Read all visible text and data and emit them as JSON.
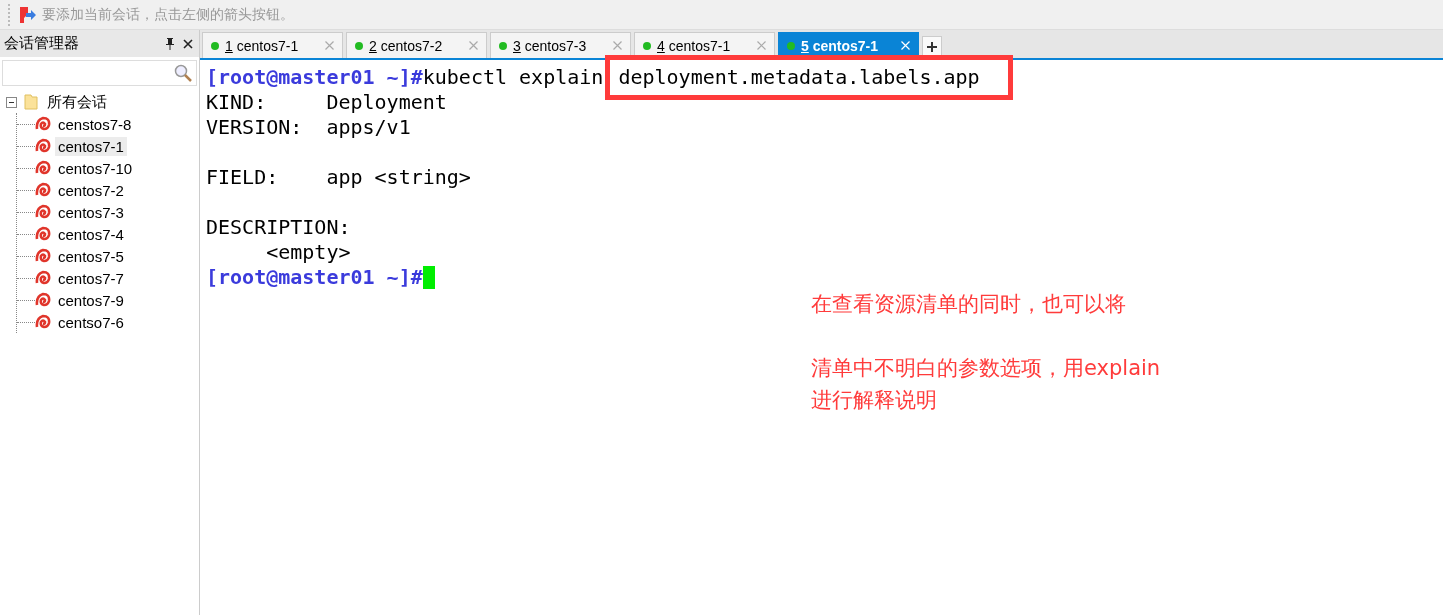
{
  "toolbar": {
    "hint": "要添加当前会话，点击左侧的箭头按钮。"
  },
  "session_manager": {
    "title": "会话管理器",
    "tree": [
      {
        "label": "所有会话",
        "expanded": true,
        "selected": false,
        "children": [
          {
            "label": "censtos7-8",
            "selected": false
          },
          {
            "label": "centos7-1",
            "selected": true
          },
          {
            "label": "centos7-10",
            "selected": false
          },
          {
            "label": "centos7-2",
            "selected": false
          },
          {
            "label": "centos7-3",
            "selected": false
          },
          {
            "label": "centos7-4",
            "selected": false
          },
          {
            "label": "centos7-5",
            "selected": false
          },
          {
            "label": "centos7-7",
            "selected": false
          },
          {
            "label": "centos7-9",
            "selected": false
          },
          {
            "label": "centso7-6",
            "selected": false
          }
        ]
      }
    ]
  },
  "tabs": [
    {
      "number": "1",
      "label": "centos7-1",
      "selected": false
    },
    {
      "number": "2",
      "label": "centos7-2",
      "selected": false
    },
    {
      "number": "3",
      "label": "centos7-3",
      "selected": false
    },
    {
      "number": "4",
      "label": "centos7-1",
      "selected": false
    },
    {
      "number": "5",
      "label": "centos7-1",
      "selected": true
    }
  ],
  "terminal": {
    "lines": [
      {
        "kind": "prompt",
        "prompt": "[root@master01 ~]#",
        "command": "kubectl explain ",
        "highlight": "deployment.metadata.labels.app"
      },
      {
        "kind": "output",
        "text": "KIND:     Deployment"
      },
      {
        "kind": "output",
        "text": "VERSION:  apps/v1"
      },
      {
        "kind": "blank"
      },
      {
        "kind": "output",
        "text": "FIELD:    app <string>"
      },
      {
        "kind": "blank"
      },
      {
        "kind": "output",
        "text": "DESCRIPTION:"
      },
      {
        "kind": "output",
        "text": "     <empty>"
      },
      {
        "kind": "prompt",
        "prompt": "[root@master01 ~]#",
        "cursor": true
      }
    ]
  },
  "annotation": {
    "paragraphs": [
      "在查看资源清单的同时，也可以将",
      "清单中不明白的参数选项，用explain\n进行解释说明"
    ]
  }
}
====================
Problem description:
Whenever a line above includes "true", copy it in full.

Answer section:
        "expanded": true,
            "selected": true
      "selected": true
        "cursor": true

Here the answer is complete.